Old New Labour
Owen Smith represents this Blairite political culture which, unencumbered by political principles, will tack in any direction that predicts political success. Hence his and his Blairite backers, move towards the new socialist Zeitgeist personified by Corbyn. This could just as easily have been a tack towards UKIP and in fact often, to optimise this opportunist approach, the political conservatives try to include as many rhetorical positions as possible from both the left and the right (just read an item by Stephen Kinnock calling on the Labour Party to put limits on free movement of labour because it has nothing to do with Labour values, according to him limits to immigration can be undertaken without a guilty conscience as they would, under Labour, be undertaken purely for economic reasons and not be pandering to UKIP supporters). Smith has already talked about the empathy he feels towards those feeling threatened by immigration. He quotes his wife, a teacher, reporting to him about the pressures on local schools from “significant numbers into South Wales of people fleeing the Middle East”. But this tidal wave of refugees turns out to number 78. But not 78 in her town but 78 in the whole of Wales!

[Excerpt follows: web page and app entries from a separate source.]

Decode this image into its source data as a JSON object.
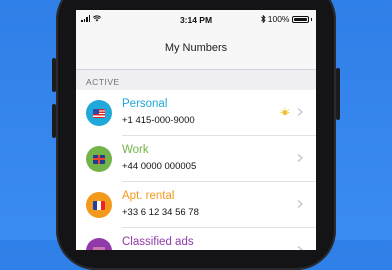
{
  "status_bar": {
    "time": "3:14 PM",
    "battery": "100%"
  },
  "nav": {
    "title": "My Numbers"
  },
  "section": {
    "header": "ACTIVE"
  },
  "colors": {
    "personal": "#1fa8d8",
    "work": "#72b44a",
    "apt": "#f39a1c",
    "classified": "#8f3aa8"
  },
  "lines": [
    {
      "name": "Personal",
      "number": "+1 415-000-9000",
      "flag": "us-flag-icon"
    },
    {
      "name": "Work",
      "number": "+44 0000 000005",
      "flag": "uk-flag-icon"
    },
    {
      "name": "Apt. rental",
      "number": "+33 6 12 34 56 78",
      "flag": "france-flag-icon"
    },
    {
      "name": "Classified ads",
      "number": "",
      "flag": "flag-icon"
    }
  ]
}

This politics is the politics of reaction and redefines what it means to be a politician. It argues that their role is to understand public opinion and move policy towards it rather than persuade the public to their view. For progressives this is a disastrous tactic as public opinion (without an opposing public political narrative) is mediated by a rightwing press and media. It is the press, media and establishment commentators who establish what are the acceptable parameters of political discourse and because they fear that Corbyn might overturn what they say are legitimate arguments and who are the legitimate targets of those arguments, everything including the kitchen sink will, if it hasn’t already been, be thrown at him.